Examples below show just a few of the options available. In the first, students would come to the SMARTboard and rearrange the steps into the proper order. The second, has students filling in missing letters, and the third, has another option for putting steps into the right order. (See below)
Tech Day '12 is a wrap. Thanks to all the presenters for putting their time and energy into making the day such a beneficial one! They have each submitted their handouts and PPTs. You can view them by clicking here
, or by selecting the Technology Inservice Materials page of the left. If you have questions or require further help, please leave a comment or email me. Several have asked for the short clip that showed after Dr. Kiblinger's opening. Here it is.
Tech Day is upon us. Tomorrow over 400 teachers will come together at Hutchinson High School for a district in-service day on technology. With 46 presenters and 184 individual sessions, it's sure to be a fantastic day.
To kick things off, Dr. Kiblinger will be addressing the participants via a video she shot at the CTEA with Leann Gleason. Dr. Kiblinger collaborated with Gleason and HHS students using the "green screen", virtual desk and teleprompter.
Finally, for those who missed a session, all materials will be available on this website as of Monday, September 17th. Don't forget, if you want additional information or instruction about things you learned at our in-service, please contact me. Below is the video that will be shown between sessions.

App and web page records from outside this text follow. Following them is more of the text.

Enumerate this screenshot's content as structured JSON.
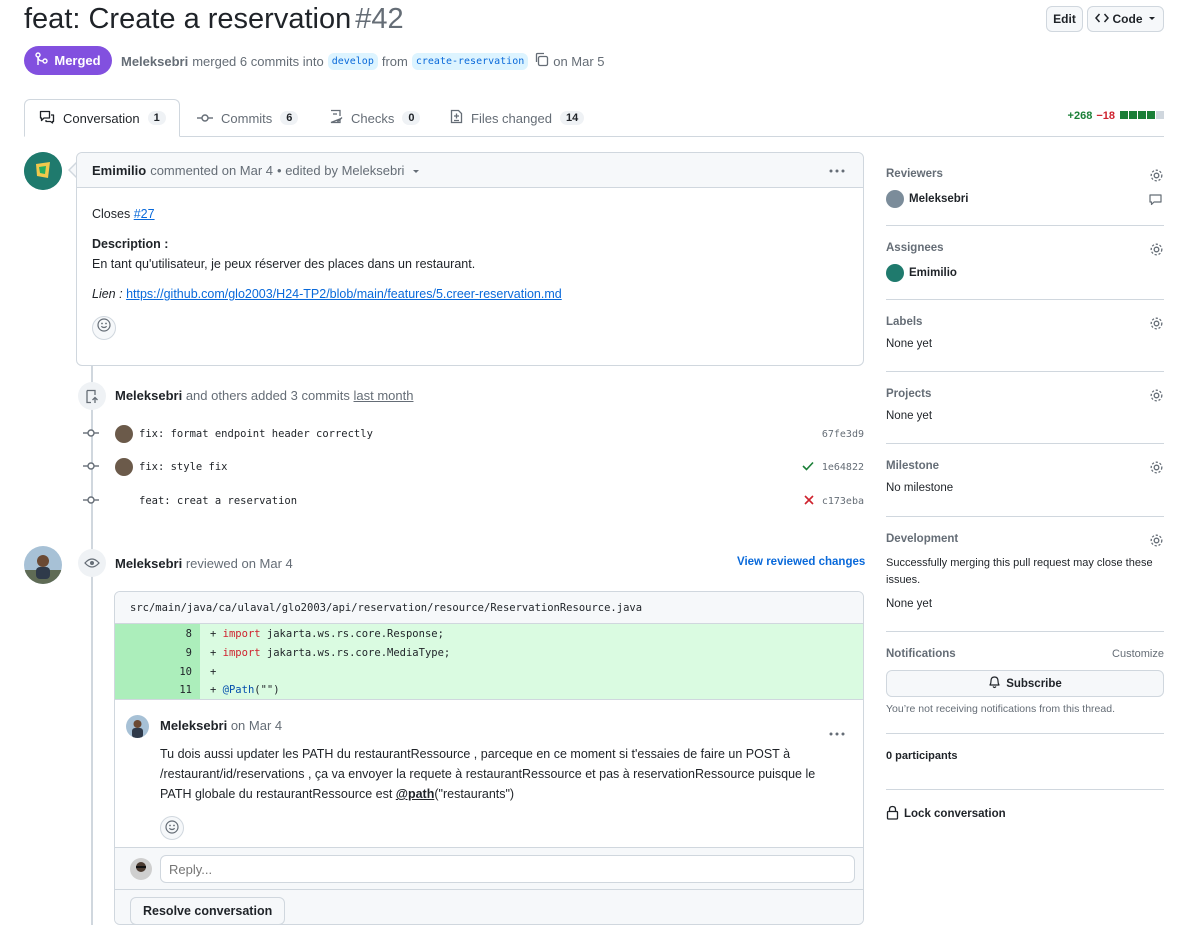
{
  "header": {
    "title": "feat: Create a reservation",
    "number": "#42",
    "edit_label": "Edit",
    "code_label": "Code",
    "status": "Merged",
    "author": "Meleksebri",
    "merge_text": "merged 6 commits into",
    "base_branch": "develop",
    "from_text": "from",
    "head_branch": "create-reservation",
    "date_text": "on Mar 5"
  },
  "tabs": [
    {
      "label": "Conversation",
      "count": "1"
    },
    {
      "label": "Commits",
      "count": "6"
    },
    {
      "label": "Checks",
      "count": "0"
    },
    {
      "label": "Files changed",
      "count": "14"
    }
  ],
  "diffstat": {
    "additions": "+268",
    "deletions": "−18"
  },
  "comment": {
    "author": "Emimilio",
    "action": "commented on Mar 4",
    "edited": "• edited by Meleksebri",
    "closes_label": "Closes",
    "closes_link": "#27",
    "desc_title": "Description :",
    "desc_text": "En tant qu'utilisateur, je peux réserver des places dans un restaurant.",
    "link_label": "Lien :",
    "link_url": "https://github.com/glo2003/H24-TP2/blob/main/features/5.creer-reservation.md"
  },
  "commits_event": {
    "author": "Meleksebri",
    "text": "and others added 3 commits",
    "when": "last month",
    "commits": [
      {
        "message": "fix: format endpoint header correctly",
        "sha": "67fe3d9",
        "status": ""
      },
      {
        "message": "fix: style fix",
        "sha": "1e64822",
        "status": "success"
      },
      {
        "message": "feat: creat a reservation",
        "sha": "c173eba",
        "status": "failure"
      }
    ]
  },
  "review": {
    "author": "Meleksebri",
    "action": "reviewed on Mar 4",
    "view_changes": "View reviewed changes",
    "file_path": "src/main/java/ca/ulaval/glo2003/api/reservation/resource/ReservationResource.java",
    "diff": [
      {
        "ln": "8",
        "prefix": "+ ",
        "kw": "import",
        "rest": " jakarta.ws.rs.core.Response;"
      },
      {
        "ln": "9",
        "prefix": "+ ",
        "kw": "import",
        "rest": " jakarta.ws.rs.core.MediaType;"
      },
      {
        "ln": "10",
        "prefix": "+",
        "kw": "",
        "rest": ""
      },
      {
        "ln": "11",
        "prefix": "+ ",
        "ann": "@Path",
        "rest": "(\"\")"
      }
    ],
    "reply_author": "Meleksebri",
    "reply_date": "on Mar 4",
    "reply_text_1": "Tu dois aussi updater les PATH du restaurantRessource , parceque en ce moment si t'essaies de faire un POST à",
    "reply_text_2": "/restaurant/id/reservations , ça va envoyer la requete à restaurantRessource et pas à reservationRessource puisque le",
    "reply_text_3a": "PATH globale du restaurantRessource est",
    "reply_mention": "@path",
    "reply_text_3b": "(\"restaurants\")",
    "reply_placeholder": "Reply...",
    "resolve_label": "Resolve conversation"
  },
  "sidebar": {
    "reviewers_label": "Reviewers",
    "reviewer": "Meleksebri",
    "assignees_label": "Assignees",
    "assignee": "Emimilio",
    "labels_label": "Labels",
    "labels_value": "None yet",
    "projects_label": "Projects",
    "projects_value": "None yet",
    "milestone_label": "Milestone",
    "milestone_value": "No milestone",
    "development_label": "Development",
    "development_text": "Successfully merging this pull request may close these issues.",
    "development_value": "None yet",
    "notifications_label": "Notifications",
    "customize_label": "Customize",
    "subscribe_label": "Subscribe",
    "notifications_text": "You’re not receiving notifications from this thread.",
    "participants": "0 participants",
    "lock_label": "Lock conversation"
  },
  "colors": {
    "merged": "#8250df",
    "link": "#0969da",
    "success": "#1a7f37",
    "danger": "#cf222e"
  }
}
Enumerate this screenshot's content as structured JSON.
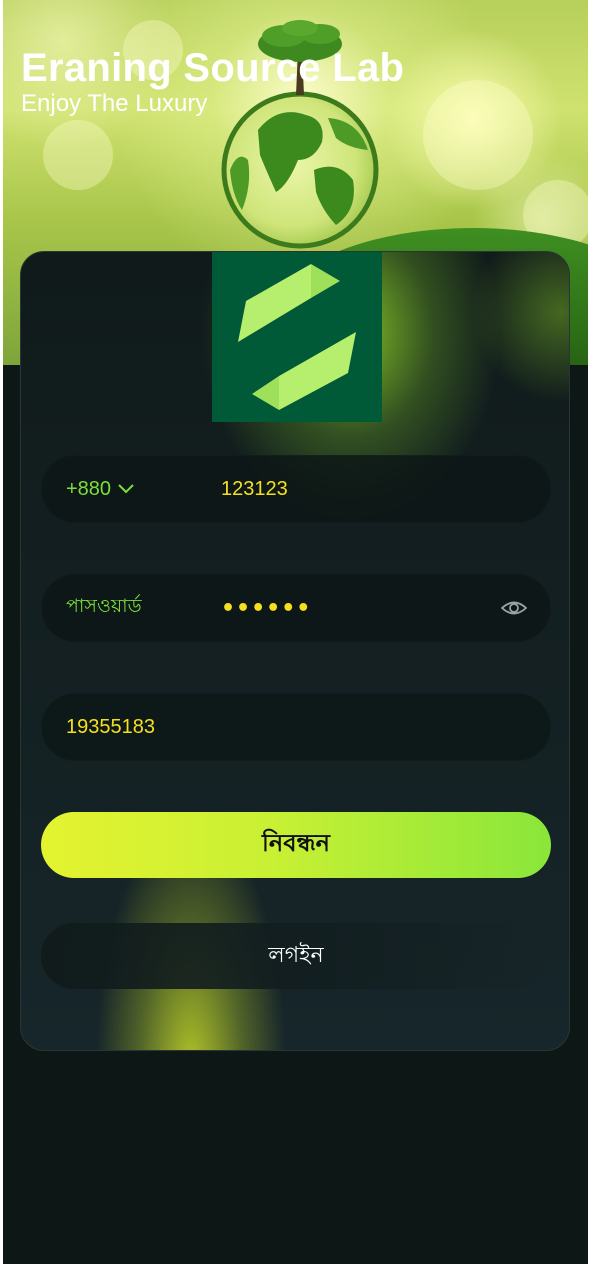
{
  "header": {
    "title": "Eraning Source Lab",
    "subtitle": "Enjoy The Luxury"
  },
  "form": {
    "country_code": "+880",
    "phone_value": "123123",
    "password_label": "পাসওয়ার্ড",
    "password_value": "••••••",
    "invite_code_value": "19355183",
    "register_label": "নিবন্ধন",
    "login_label": "লগইন"
  },
  "icons": {
    "country_dropdown": "chevron-down-icon",
    "password_toggle": "eye-icon",
    "logo": "app-logo"
  },
  "colors": {
    "accent_green": "#7cde3a",
    "value_yellow": "#f5e020",
    "logo_bg": "#005a37",
    "logo_mark": "#b6ee6e",
    "background": "#0d1716"
  }
}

The first four days of school have come to a close. Some of us are still grieving for the lost days of summer, while others are filled with boundless energy and excitement about the new year. No matter which category best describes you, let's face it, everyone is going to have tech issues now and then. It's the nature of technology - heck, it's the nature of the profession we all chose. Things don't always go as planned and we have to be flexible and adaptive. To that end, I thought I would give everyone a little more information about where to go to get the answers you are needing where technology is concerned.1. I couldn't change my email password because I didn't get the prompt. Fill out a TMA and send it to your building secretary. They will let the TSC department know and they will help you get things squared away.2. I need a cord, my computer is acting wonky, I need a printer installed, my contacts for my email are gone, there's a glitch with my PowerTeacher account...
Fill out a TMA and send it to your building secretary. They will let the TSC department know and they will help you get things squared away.3. I am in the middle of a lesson and things went crazy with my technology.Call 5640, the helpdesk. Please understand that there are over 400 teachers that all call that same number. If need be, leave a message. They will call you back just as soon as they can.4. What is it that you do?Good question. Click here to find out! :-)Finally, several of you have requested that I send out the Email tip sheets again. Click here for the link. Have a fantastic weekend!
While the technology department has been working hard to smooth out all the kinks, there are still some of us who look at the new email and are a bit baffled. To that end, Rick Kraus and I created a series of "tip sheets" to help with any questions you may have. Then, at our district technology PD day in September, Rick will be teaching four email sessions in an effort to empower everyone with the tools they need to use the system effectively.
We will start with the basics and then will delve into some of the tricky aspects of Microsoft 365. As you read through the different tip sheets, please email me with any questions you may have, or things you would like covered. You input is welcomed and appreciated! Click here
to access the tip sheets.